Menopausal transition, or the years leading up to a woman’s last period, often begins between ages 45 – 55 and marks the beginning of significant biological and psychological change. A decrease in ovarian function, changes to hormone levels, and other biological processes related to nutrition and energy become more prevalent, and psychological conditions such as depression or anxiety can manifest or become worse. A recently shared statement from the American Heart Association suggests that these changes also include an increased risk for postmenopausal cardiovascular disease, the leading cause of death in women in the United States, and highlights a need for education and preparation.
We answer that call by taking a closer look at what menopausal transition is, the connection between menopausal transition and CVD risks, and what you should know about prevention.
Menopausal Transition, or perimenopause, refers to the time leading up to a woman’s last menstrual cycle and ovarian function, and most often begins in a woman’s 40s through mid-50s. For most women, this transitional time before menopause will last roughly 7 years, though for some it can extend up to 14 years, and during this period, several significant physical, hormonal, and psychological changes are occurring as your body prepares for menopause.
During menopausal transition, your levels of regulating hormones like estrogen, progesterone, inhibin, and FSH start to vary, causing irregularity in menstrual cycles, with some women reporting periods that are shorter and less frequent, while others report longer, heavier periods. These changes can also cause vaginal dryness, and hot flashes, or sudden rapid senses of heat and flushing of the chest and face—typically followed by chills. Additionally, during this time a woman’s body reduces the levels of melatonin production, a hormone responsible for regulating sleep, which leads to irregular sleep cycles, a feeling of forgetfulness, a decrease in sex drive, and depression or anxiety.
Other physical changes begin to appear as well, with most women experiencing a change in body fat distribution. Many see a decrease in lean muscle mass and an increase in abdominal fat, as well as an increase in visceral fat, or the fat that surrounds the organs. While less health/more sedentary lifestyle choices for many can also be a contributing factor, this change in fat production and storage appears even in women with a previously healthy body mass index. Production levels of lipids and lipoproteins change as well, leading to increased issues with vascular function and healthy cholesterol levels.
Recognizing that these changes are starting to take place is important, so be sure to maintain an open, ongoing dialogue with your doctor to identify and address these issues. This is the first and most important step toward easing your symptoms and best-preparing for the further changes to come as you enter menopause.
As if the symptoms discussed above weren’t already challenging enough, a new statement from the American Heart Association shares that 20 years of longitudinal studies suggests that these significant biological changes could be a contributing factor explaining why women have such a notable increase in CVD after menopause, and why coronary heart disease appears several years later than it does in men.
While each woman’s risk factors are unique and should be discussed with her doctor, and CVD is a somewhat broad term that covers several specific coronary diseases, the most common cause of CVD is Atherosclerosis.
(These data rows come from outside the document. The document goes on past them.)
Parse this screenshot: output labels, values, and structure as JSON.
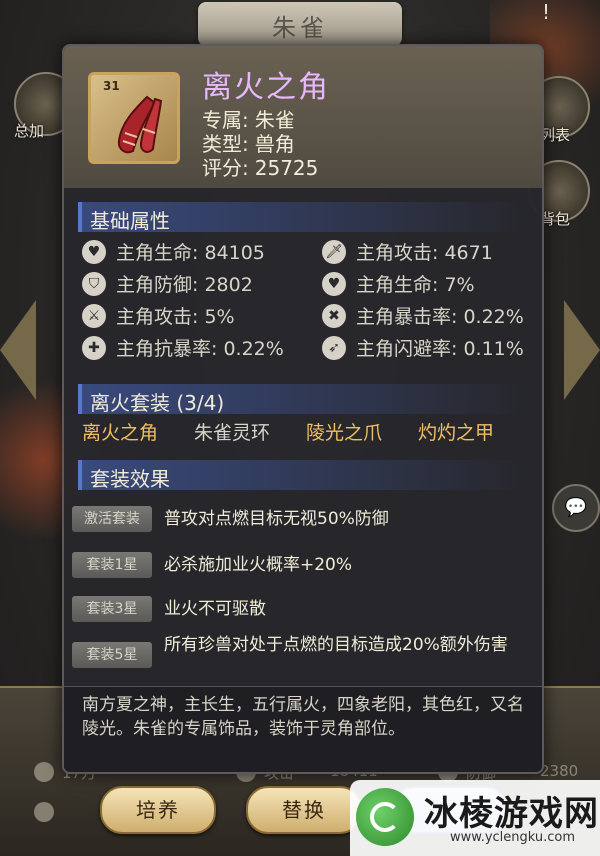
{
  "background": {
    "title": "朱雀",
    "left_label": "总加",
    "right_label_1": "列表",
    "right_label_2": "背包",
    "bottom_stats": [
      "17万",
      "攻击",
      "18411",
      "防御",
      "2380"
    ]
  },
  "item": {
    "level": "31",
    "name": "离火之角",
    "exclusive_label": "专属:",
    "exclusive_value": "朱雀",
    "type_label": "类型:",
    "type_value": "兽角",
    "score_label": "评分:",
    "score_value": "25725"
  },
  "base_attributes": {
    "title": "基础属性",
    "left": [
      {
        "icon": "heart-icon",
        "glyph": "♥",
        "label": "主角生命: 84105"
      },
      {
        "icon": "shield-icon",
        "glyph": "⛉",
        "label": "主角防御: 2802"
      },
      {
        "icon": "attack-icon",
        "glyph": "⚔",
        "label": "主角攻击: 5%"
      },
      {
        "icon": "anti-crit-icon",
        "glyph": "✚",
        "label": "主角抗暴率: 0.22%"
      }
    ],
    "right": [
      {
        "icon": "sword-icon",
        "glyph": "🗡",
        "label": "主角攻击: 4671"
      },
      {
        "icon": "heart-plus-icon",
        "glyph": "♥",
        "label": "主角生命: 7%"
      },
      {
        "icon": "crit-icon",
        "glyph": "✖",
        "label": "主角暴击率: 0.22%"
      },
      {
        "icon": "dodge-icon",
        "glyph": "➶",
        "label": "主角闪避率: 0.11%"
      }
    ]
  },
  "set": {
    "title": "离火套装 (3/4)",
    "pieces": [
      {
        "name": "离火之角",
        "color": "#f0c060"
      },
      {
        "name": "朱雀灵环",
        "color": "#d8d4c8"
      },
      {
        "name": "陵光之爪",
        "color": "#f0c060"
      },
      {
        "name": "灼灼之甲",
        "color": "#f0c060"
      }
    ]
  },
  "set_effects": {
    "title": "套装效果",
    "effects": [
      {
        "tag": "激活套装",
        "text": "普攻对点燃目标无视50%防御"
      },
      {
        "tag": "套装1星",
        "text": "必杀施加业火概率+20%"
      },
      {
        "tag": "套装3星",
        "text": "业火不可驱散"
      },
      {
        "tag": "套装5星",
        "text": "所有珍兽对处于点燃的目标造成20%额外伤害"
      }
    ]
  },
  "description": "南方夏之神，主长生，五行属火，四象老阳，其色红，又名陵光。朱雀的专属饰品，装饰于灵角部位。",
  "buttons": {
    "cultivate": "培养",
    "replace": "替换"
  },
  "watermark": {
    "title": "冰棱游戏网",
    "url": "www.yclengku.com"
  }
}
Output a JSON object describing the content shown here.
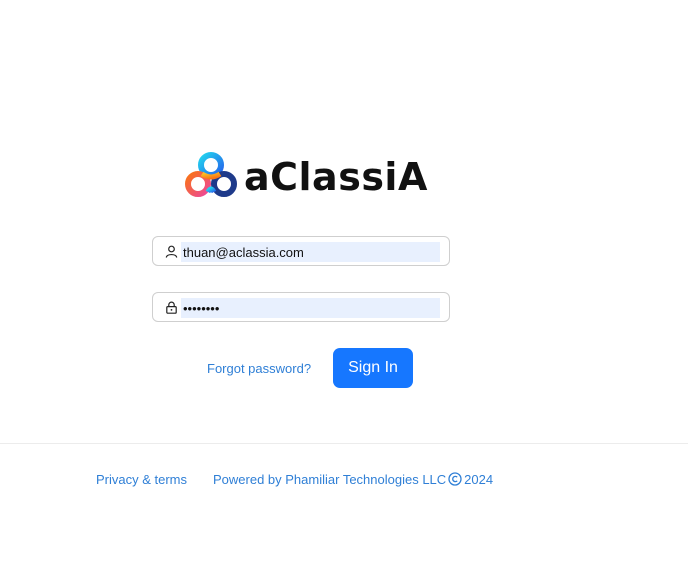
{
  "brand": {
    "name": "aClassiA",
    "logo_icon": "interlocking-rings-logo"
  },
  "login_form": {
    "username": {
      "icon": "user-icon",
      "value": "thuan@aclassia.com"
    },
    "password": {
      "icon": "lock-icon",
      "value": "........"
    },
    "forgot_password_label": "Forgot password?",
    "sign_in_label": "Sign In"
  },
  "footer": {
    "privacy_label": "Privacy & terms",
    "powered_by_label": "Powered by Phamiliar Technologies LLC",
    "copyright_icon": "copyright-icon",
    "year": "2024"
  },
  "colors": {
    "primary": "#1677ff",
    "link": "#2f7fd6",
    "autofill": "#e8f0fe",
    "text": "#111111"
  }
}
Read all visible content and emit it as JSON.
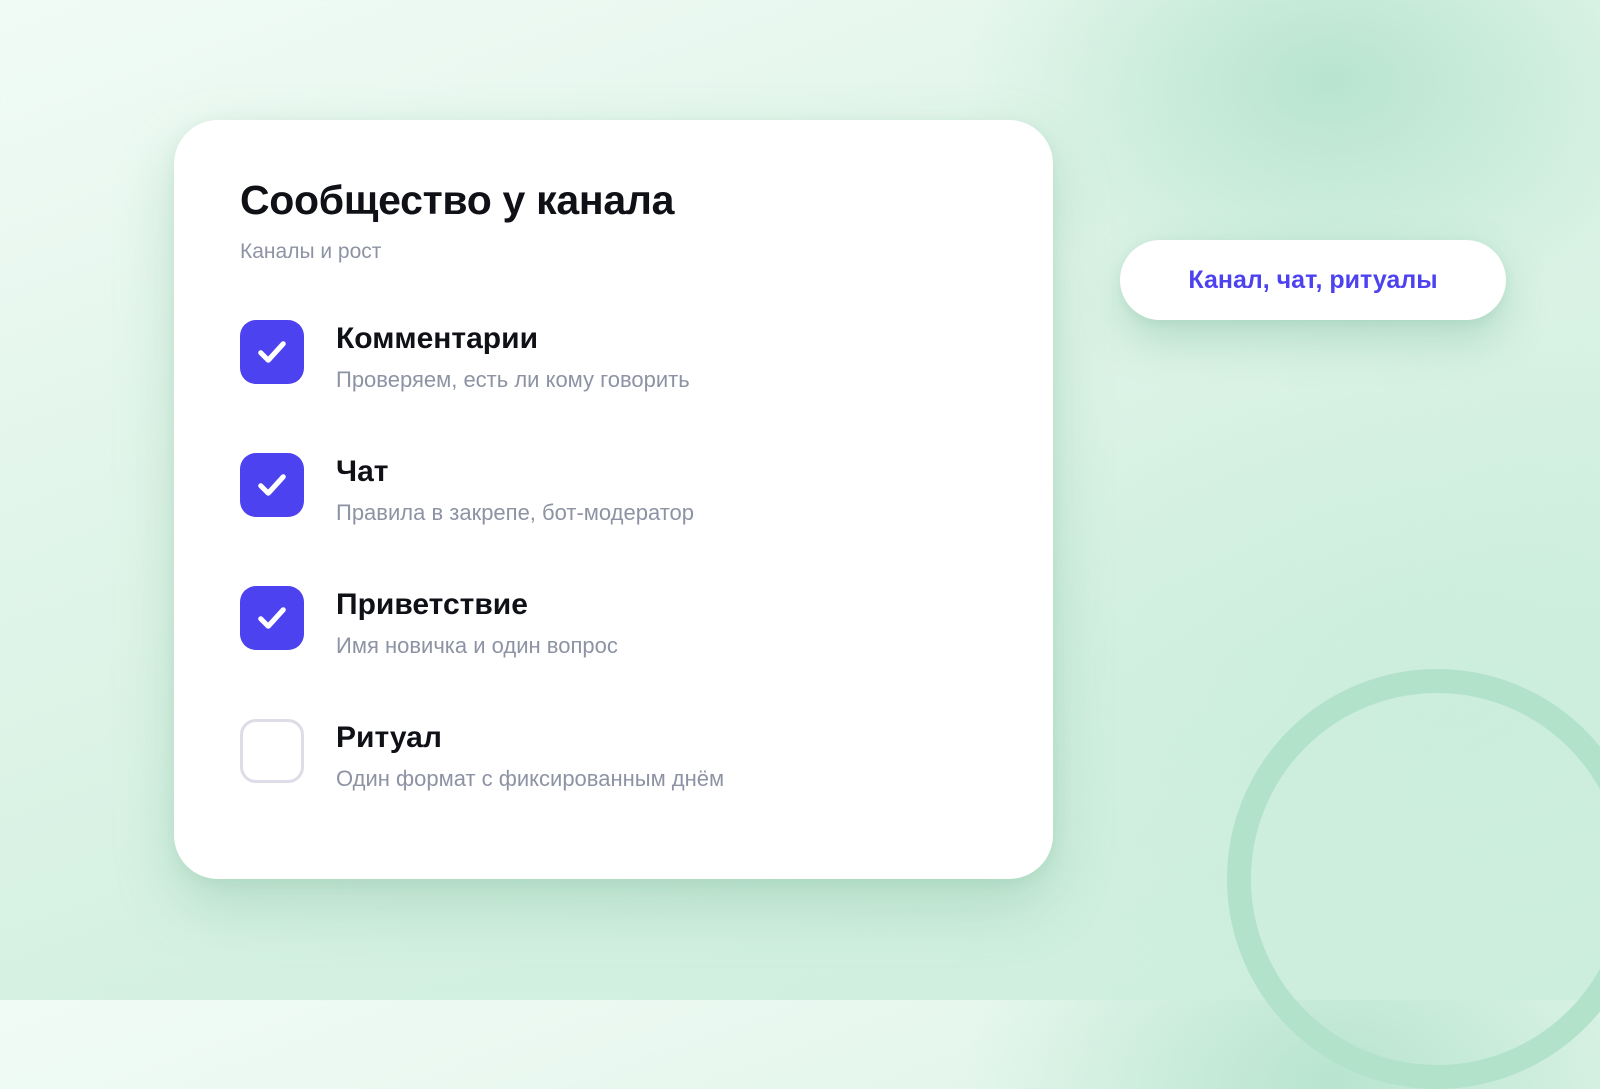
{
  "colors": {
    "accent": "#4d42ef",
    "background": "#d9f2e5",
    "card": "#ffffff",
    "title_text": "#0f1117",
    "muted_text": "#8e93a4",
    "ring": "#b2e2c9",
    "unchecked_border": "#dcdde6"
  },
  "card": {
    "title": "Сообщество у канала",
    "subtitle": "Каналы и рост",
    "items": [
      {
        "title": "Комментарии",
        "description": "Проверяем, есть ли кому говорить",
        "checked": true,
        "icon": "check-icon"
      },
      {
        "title": "Чат",
        "description": "Правила в закрепе, бот-модератор",
        "checked": true,
        "icon": "check-icon"
      },
      {
        "title": "Приветствие",
        "description": "Имя новичка и один вопрос",
        "checked": true,
        "icon": "check-icon"
      },
      {
        "title": "Ритуал",
        "description": "Один формат с фиксированным днём",
        "checked": false
      }
    ]
  },
  "pill": {
    "label": "Канал, чат, ритуалы"
  }
}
This is when fatty-deposits, or plaque, builds up on the inner lining of the coronary arteries and restricts healthy blood flow to the heart. This lack of blood flow starves the heart and brain of critical oxygen and other nutrients and leads to heart attack or stroke. During menopausal transition and the processes outlined above, more sedentary lifestyle choices, combined with changes in key hormonal and lipid/lipoprotein production lead to increased risk of Atherosclerosis and development of CVD.
Prevention begins with healthy lifestyle choices as you age. Exercise, healthy sleep habits, and a diet that emphasizes fresh fruits and vegetables, whole grains, low-fat dairy, poultry, fish, and nuts are a great start. Avoid smoking and show moderation with red meat, sugary foods and drinks, and alcohol. Keeping these patterns going as you age will provide your body with the best possible defenses to help alleviate the symptoms you’ll encounter through perimenopause and menopause, and will provide the best platform for you and your doctor to work from to address CVD risk factors.
Another excellent way to reduce your risk of CVD is to be vigilant in your awareness and treatment of other health conditions you may have, as they can also contribute to your risk factors. Conditions such as diabetes, high blood pressure, or pre-existing problematic cholesterol levels can be managed with the help of your doctor and should be considered as a lens through which to view your other risk factors.
What is most important is that you continue ongoing, open conversations with your doctor about your concerns regarding your own menopausal journey, especially as it relates to other serious conditions such as CVD. This will provide you and your doctor the best chance at recognizing symptoms early while they are still manageable and help set the course for a healthy you as you experience these significant changes.